Impacts of Cattle Grazing Management on Sediment and Phosphorus Loads in Surface Waters
In 2001 (yr 1), 2002 (yr 2), and 2003 (yr 3), three blocks of five 1-ac paddocks were grazed by beef cows on hills at the Iowa State University Rhodes Research and Demonstration Farm to determine the effects of grazing management on phosphorus (P) and sediment runoff from pastureland. Grazing management treatments included an ungrazed control (UG), summer hay harvest with winter stockpiled grazing (HS), grazing by continuous stocking to a residual sward height of 2 in. (2C), rotational stocking to a residual sward height of 2 in. (2R), and rotational stocking to a residual sward height of 4 in (4R). At four times (late spring, mid-summer, early autumn, and early the subsequent spring) in each year, rainfall simulations were conducted at 6 sites within each paddock. Rainfall simulators dripped at a rate of 2.8 in./hr over a 5.4-ft2 area for a period of 1.5 hours. Runoff was collected and analyzed for total sediment, total P, and total soluble P. Simultaneous to each rainfall simulation, ground cover, penetration resistance, surface roughness, slope, the contents of P and moisture of the soil, sward height and forage mass were measured. Sediment flow was not affected by forage management practice. There was no difference between UG, HS, 4R in the amount of total P or soluble P lost in runoff, but greater amounts of total and soluble P were lost from 2C and 2R than from the other management practices (P<0.05). A greater amount of sediment was lost from the pastures during the late spring period than during other parts of the year (P<0.05). Losses of sediment, total P, and soluble P from pastures can be controlled by suitable grazing management practices.
Keywords: Agricultural and Biosystems Engineering, Animal Science
How to Cite:

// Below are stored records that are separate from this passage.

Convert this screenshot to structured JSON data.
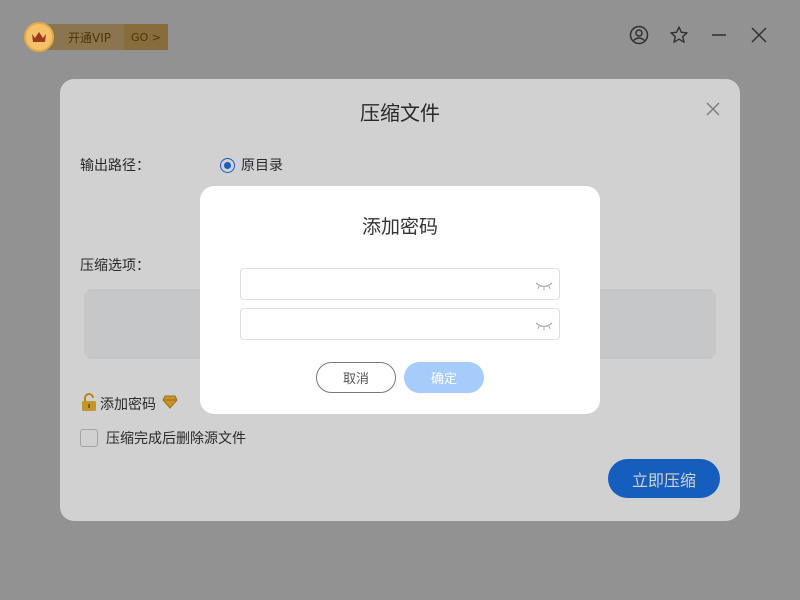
{
  "titlebar": {
    "vip_label": "开通VIP",
    "vip_go": "GO >",
    "icons": [
      "user-icon",
      "star-icon",
      "minimize-icon",
      "close-icon"
    ]
  },
  "compress_dialog": {
    "title": "压缩文件",
    "output_path_label": "输出路径：",
    "output_option": "原目录",
    "options_label": "压缩选项：",
    "add_password_label": "添加密码",
    "delete_source_label": "压缩完成后删除源文件",
    "compress_button": "立即压缩"
  },
  "password_dialog": {
    "title": "添加密码",
    "password_value": "",
    "confirm_value": "",
    "cancel_label": "取消",
    "ok_label": "确定"
  },
  "colors": {
    "accent": "#1a73e8",
    "accent_disabled": "#a6ccfb",
    "vip_gold": "#f3cf8a"
  }
}
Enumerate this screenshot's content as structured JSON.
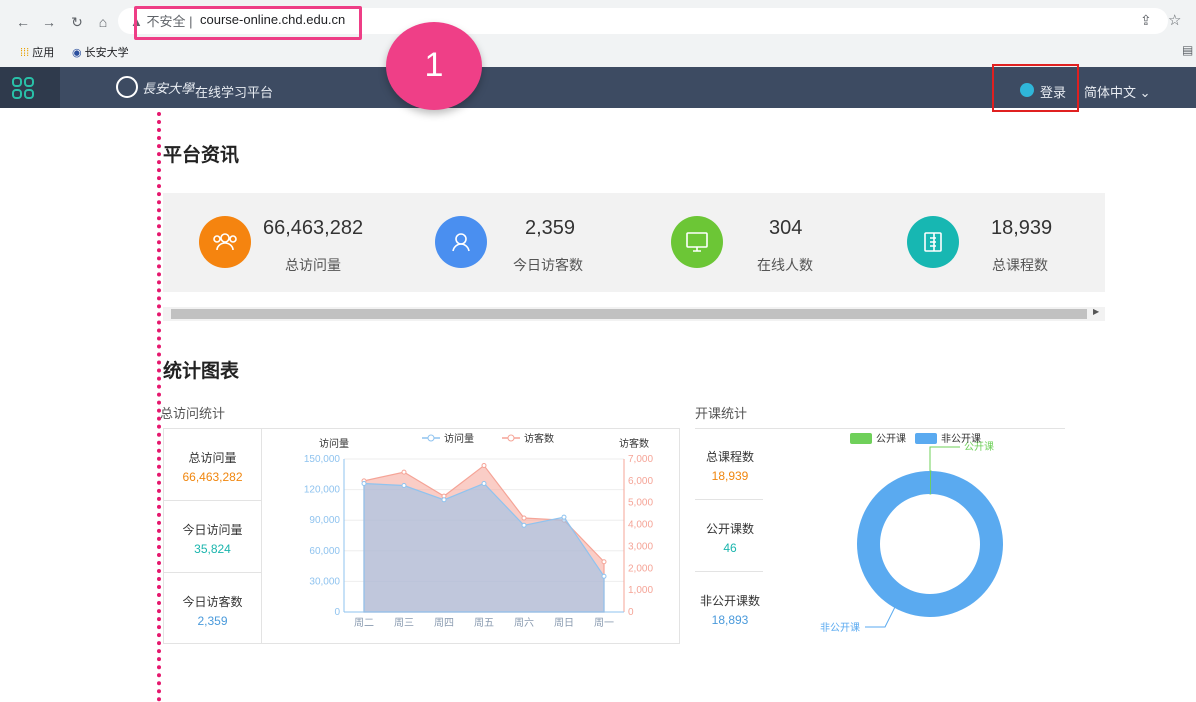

Haan, M. M. & Russell, J. R. & Powers, W. J. & Kovar, J. L. & Boehm, J. L. & Mickelson, S. K. & Schultz, R., (2005) “Impacts of Cattle Grazing Management on Sediment and Phosphorus Loads in Surface Waters”, Iowa State University Animal Industry Report 2(1). doi: https://doi.org/10.31274/ans_air-180814-1379